About this task - Please copy each line below that contains the string "value".

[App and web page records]
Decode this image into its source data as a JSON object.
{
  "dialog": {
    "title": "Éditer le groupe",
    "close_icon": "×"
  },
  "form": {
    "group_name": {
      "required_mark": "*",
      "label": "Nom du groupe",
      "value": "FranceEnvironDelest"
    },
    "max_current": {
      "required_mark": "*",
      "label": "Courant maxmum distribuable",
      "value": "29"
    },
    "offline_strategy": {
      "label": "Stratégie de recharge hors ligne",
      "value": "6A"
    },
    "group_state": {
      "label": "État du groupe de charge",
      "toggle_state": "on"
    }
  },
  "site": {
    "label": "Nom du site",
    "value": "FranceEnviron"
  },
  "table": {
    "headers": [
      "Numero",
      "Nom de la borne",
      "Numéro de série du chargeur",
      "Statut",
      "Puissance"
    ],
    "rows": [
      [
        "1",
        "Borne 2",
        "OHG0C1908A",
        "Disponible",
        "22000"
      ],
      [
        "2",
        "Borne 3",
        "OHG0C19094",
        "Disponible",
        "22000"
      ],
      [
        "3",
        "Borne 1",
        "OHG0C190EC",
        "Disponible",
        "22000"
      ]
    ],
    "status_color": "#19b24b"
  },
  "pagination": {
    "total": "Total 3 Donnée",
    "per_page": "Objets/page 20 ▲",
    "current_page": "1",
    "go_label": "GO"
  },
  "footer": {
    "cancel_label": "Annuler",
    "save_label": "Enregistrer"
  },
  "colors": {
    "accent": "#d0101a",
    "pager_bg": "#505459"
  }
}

Task output -
      "value": "FranceEnvironDelest"
      "value": "29"
      "value": "6A"
    "value": "FranceEnviron"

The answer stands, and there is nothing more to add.